“So,” said Daddio, “find two witnesses to establish a truth. Then look at the witnesses you've found and ask, ‘Is he is paid to say that? Is he trying to get power and position? Or is he justifying the way he wants to live?’

“In the case of dinosaurs we have the bones paleontologists dig up and the evidence of how animals with similar skeletons look and live. We also have Job's description. By these two witnesses we can know that at least some of this type of dinosaur lived as recently as a few thousand years ago.”

Seric made a face and looked up from the dinosaur book he had continued to page through while Daddio was talking.

“But what I want to know is; are there any dinosaurs in the forest?”

“No!” JudyLucy exclaimed, and everybody laughed. When they were quiet again, Daddio summed up his storiosaurus:

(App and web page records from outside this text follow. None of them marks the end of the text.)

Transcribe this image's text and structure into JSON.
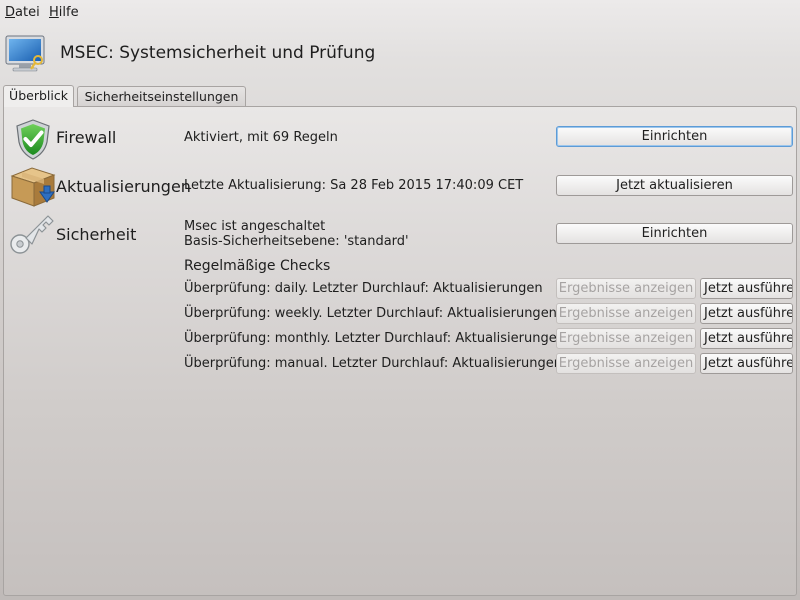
{
  "menu": {
    "file": {
      "mnemonic": "D",
      "rest": "atei"
    },
    "help": {
      "mnemonic": "H",
      "rest": "ilfe"
    }
  },
  "header": {
    "title": "MSEC: Systemsicherheit und Prüfung",
    "icon": "monitor-key-icon"
  },
  "tabs": [
    {
      "label": "Überblick",
      "active": true
    },
    {
      "label": "Sicherheitseinstellungen",
      "active": false
    }
  ],
  "sections": {
    "firewall": {
      "icon": "shield-check-icon",
      "name": "Firewall",
      "status": "Aktiviert, mit 69 Regeln",
      "button": "Einrichten"
    },
    "updates": {
      "icon": "package-download-icon",
      "name": "Aktualisierungen",
      "status": "Letzte Aktualisierung: Sa 28 Feb 2015 17:40:09 CET",
      "button": "Jetzt aktualisieren"
    },
    "security": {
      "icon": "key-icon",
      "name": "Sicherheit",
      "status_line1": "Msec ist angeschaltet",
      "status_line2": "Basis-Sicherheitsebene: 'standard'",
      "button": "Einrichten"
    }
  },
  "checks": {
    "title": "Regelmäßige Checks",
    "items": [
      {
        "text": "Überprüfung: daily. Letzter Durchlauf: Aktualisierungen",
        "results_label": "Ergebnisse anzeigen",
        "run_label": "Jetzt ausführen"
      },
      {
        "text": "Überprüfung: weekly. Letzter Durchlauf: Aktualisierungen",
        "results_label": "Ergebnisse anzeigen",
        "run_label": "Jetzt ausführen"
      },
      {
        "text": "Überprüfung: monthly. Letzter Durchlauf: Aktualisierungen",
        "results_label": "Ergebnisse anzeigen",
        "run_label": "Jetzt ausführen"
      },
      {
        "text": "Überprüfung: manual. Letzter Durchlauf: Aktualisierungen",
        "results_label": "Ergebnisse anzeigen",
        "run_label": "Jetzt ausführen"
      }
    ]
  },
  "colors": {
    "focus_border": "#5d9bd6",
    "shield_green": "#2fa52f",
    "disabled_text": "#a6a3a2"
  }
}
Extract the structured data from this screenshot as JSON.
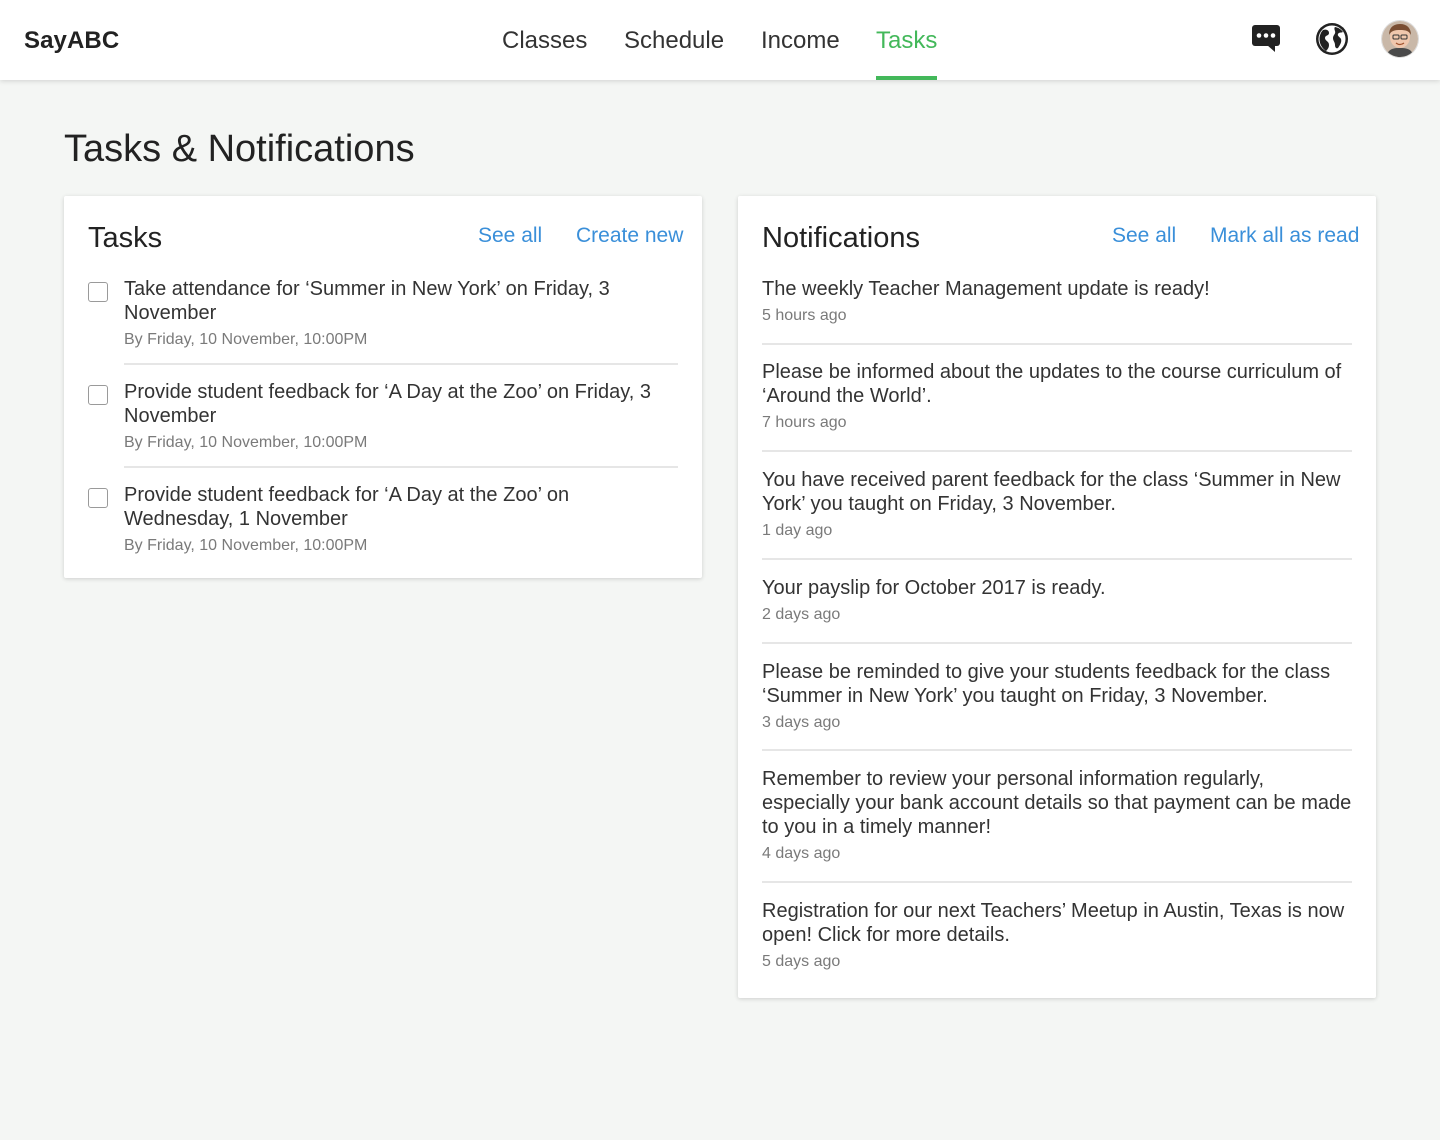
{
  "app": {
    "brand": "SayABC"
  },
  "nav": {
    "items": [
      {
        "label": "Classes"
      },
      {
        "label": "Schedule"
      },
      {
        "label": "Income"
      },
      {
        "label": "Tasks",
        "active": true
      }
    ],
    "accent_color": "#43b85a"
  },
  "header_icons": [
    "chat-icon",
    "globe-icon",
    "avatar"
  ],
  "page": {
    "title": "Tasks & Notifications"
  },
  "tasks": {
    "title": "Tasks",
    "see_all_label": "See all",
    "create_new_label": "Create new",
    "items": [
      {
        "text": "Take attendance for ‘Summer in New York’ on Friday, 3 November",
        "due": "By Friday, 10 November, 10:00PM",
        "checked": false
      },
      {
        "text": "Provide student feedback for ‘A Day at the Zoo’ on Friday, 3 November",
        "due": "By Friday, 10 November, 10:00PM",
        "checked": false
      },
      {
        "text": "Provide student feedback for ‘A Day at the Zoo’ on Wednesday, 1 November",
        "due": "By Friday, 10 November, 10:00PM",
        "checked": false
      }
    ]
  },
  "notifications": {
    "title": "Notifications",
    "see_all_label": "See all",
    "mark_all_label": "Mark all as read",
    "link_color": "#3a8fd9",
    "items": [
      {
        "text": "The weekly Teacher Management update is ready!",
        "time": "5 hours ago"
      },
      {
        "text": "Please be informed about the updates to the course curriculum of ‘Around the World’.",
        "time": "7 hours ago"
      },
      {
        "text": "You have received parent feedback for the class ‘Summer in New York’ you taught on Friday, 3 November.",
        "time": "1 day ago"
      },
      {
        "text": "Your payslip for October 2017 is ready.",
        "time": "2 days ago"
      },
      {
        "text": "Please be reminded to give your students feedback for the class ‘Summer in New York’ you taught on Friday, 3 November.",
        "time": "3 days ago"
      },
      {
        "text": "Remember to review your personal information regularly, especially your bank account details so that payment can be made to you in a timely manner!",
        "time": "4 days ago"
      },
      {
        "text": "Registration for our next Teachers’ Meetup in Austin, Texas is now open! Click for more details.",
        "time": "5 days ago"
      }
    ]
  }
}
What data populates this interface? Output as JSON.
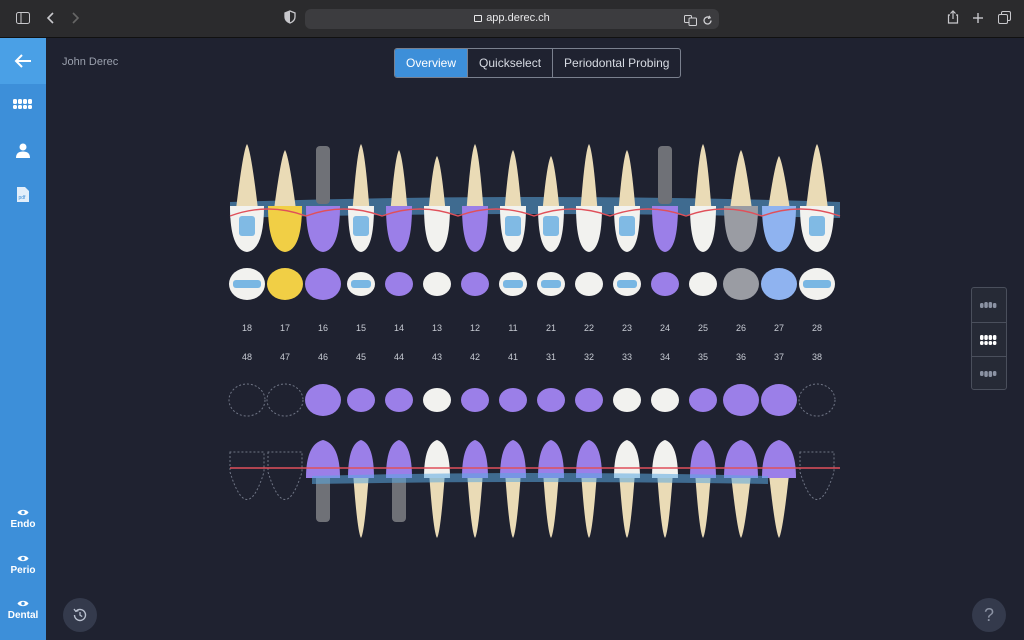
{
  "browser": {
    "url": "app.derec.ch"
  },
  "sidebar": {
    "items": [
      {
        "label": "Endo",
        "icon": "eye-icon"
      },
      {
        "label": "Perio",
        "icon": "eye-icon"
      },
      {
        "label": "Dental",
        "icon": "eye-icon"
      }
    ]
  },
  "patient": {
    "name": "John Derec"
  },
  "tabs": [
    {
      "label": "Overview",
      "active": true
    },
    {
      "label": "Quickselect",
      "active": false
    },
    {
      "label": "Periodontal Probing",
      "active": false
    }
  ],
  "chart": {
    "upper_numbers": [
      "18",
      "17",
      "16",
      "15",
      "14",
      "13",
      "12",
      "11",
      "21",
      "22",
      "23",
      "24",
      "25",
      "26",
      "27",
      "28"
    ],
    "lower_numbers": [
      "48",
      "47",
      "46",
      "45",
      "44",
      "43",
      "42",
      "41",
      "31",
      "32",
      "33",
      "34",
      "35",
      "36",
      "37",
      "38"
    ],
    "upper_status": [
      "filling",
      "yellow",
      "purple",
      "filling",
      "purple",
      "sound",
      "purple",
      "filling",
      "filling",
      "sound",
      "filling",
      "purple",
      "sound",
      "gray",
      "blue",
      "filling"
    ],
    "lower_status": [
      "missing",
      "missing",
      "purple",
      "purple",
      "purple",
      "sound",
      "purple",
      "purple",
      "purple",
      "purple",
      "sound",
      "sound",
      "purple",
      "purple",
      "purple",
      "missing"
    ],
    "colors": {
      "purple": "#9b7fe8",
      "yellow": "#f1cf45",
      "blue": "#5aa7e0",
      "light_blue": "#8fb3f0",
      "gray": "#9a9ca3",
      "tooth": "#f2f2ef",
      "root": "#eadbb6",
      "gum_line": "#e0505a",
      "accent": "#3d8fd9"
    }
  },
  "help": {
    "label": "?"
  }
}
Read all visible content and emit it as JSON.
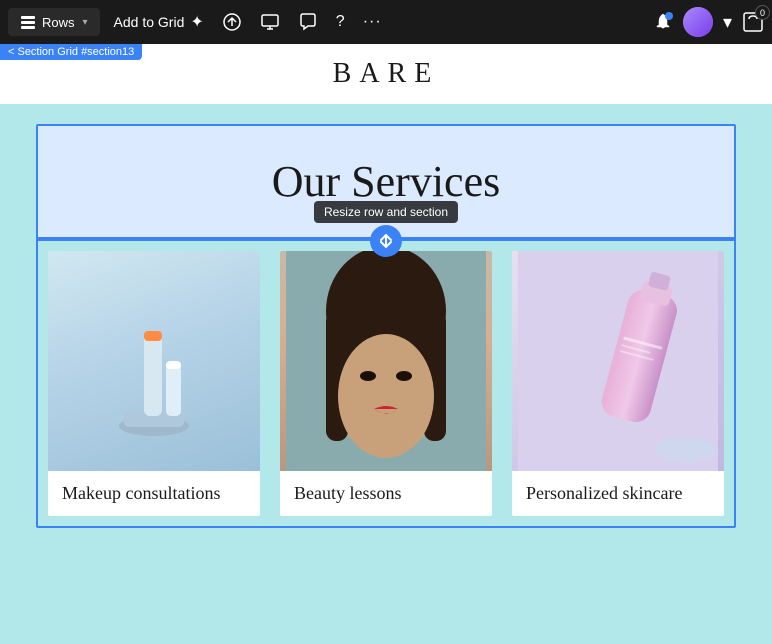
{
  "toolbar": {
    "rows_label": "Rows",
    "add_to_grid_label": "Add to Grid",
    "icons": {
      "sparkle": "✦",
      "move_up": "⬆",
      "desktop": "🖥",
      "comment": "💬",
      "help": "?",
      "more": "···"
    },
    "right_icons": {
      "bell": "🔔",
      "chevron": "▾",
      "cart_count": "0"
    }
  },
  "brand": {
    "name": "BARE"
  },
  "section_label": "< Section Grid #section13",
  "canvas": {
    "section_title": "Our Services",
    "resize_tooltip": "Resize row and section",
    "cards": [
      {
        "label": "Makeup consultations",
        "image_type": "makeup"
      },
      {
        "label": "Beauty lessons",
        "image_type": "beauty"
      },
      {
        "label": "Personalized skincare",
        "image_type": "skincare"
      }
    ]
  }
}
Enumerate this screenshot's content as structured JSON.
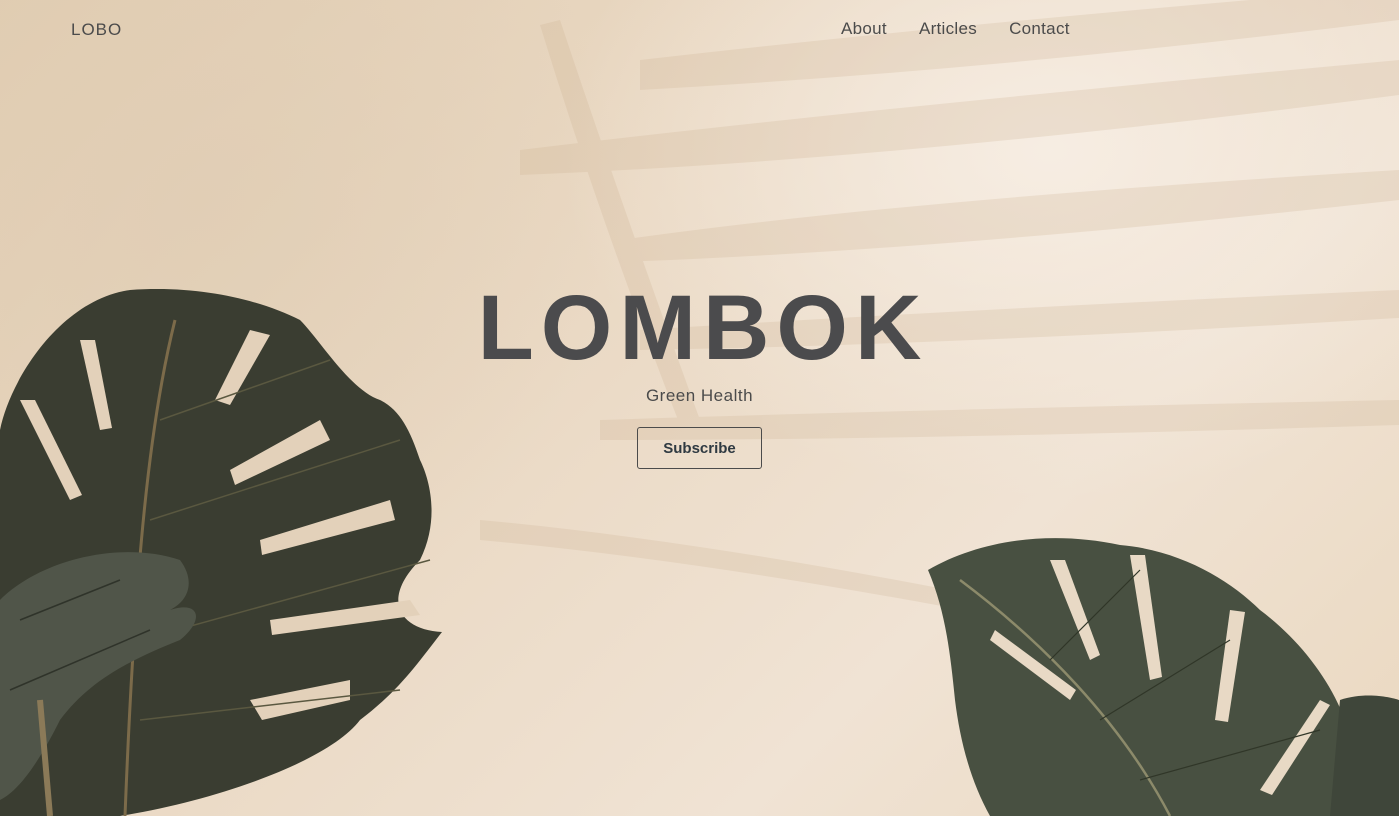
{
  "nav": {
    "logo": "LOBO",
    "links": [
      {
        "label": "About"
      },
      {
        "label": "Articles"
      },
      {
        "label": "Contact"
      }
    ]
  },
  "hero": {
    "title": "LOMBOK",
    "subtitle": "Green Health",
    "button_label": "Subscribe"
  },
  "colors": {
    "background": "#ecdcc6",
    "text": "#4b4b4b",
    "leaf_dark": "#3a3d31",
    "leaf_light": "#55604f"
  }
}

“In my time in this world, I have found that any particular side of an argument will find some area of truth and use it as a basis for all the other stuff they make up. Always take for truth the things that validate themselves. Don't be afraid to tell someone that most of their story is apparently made up, even if you don't have a better answer!

“Then other people will say, ‘The truth is somewhere in the middle of the two sides.’ I have never found that to be the case. Don't let the fact that they don't care about the truth rub off on you. Always do your own looking and reading, and ask if they have done theirs.

“Still others will simply say, ‘Question everything.’ But if you have never done any observation then your questions will be pointless and stupid.”

“Don't ask stupid questions!” America interjected.

“Right,” said Daddio. “Don't ask stupid questions. And don't be afraid to look at the arguments that are being forced down your throat. Most importantly; don't be afraid or too lazy to carefully look for truth.”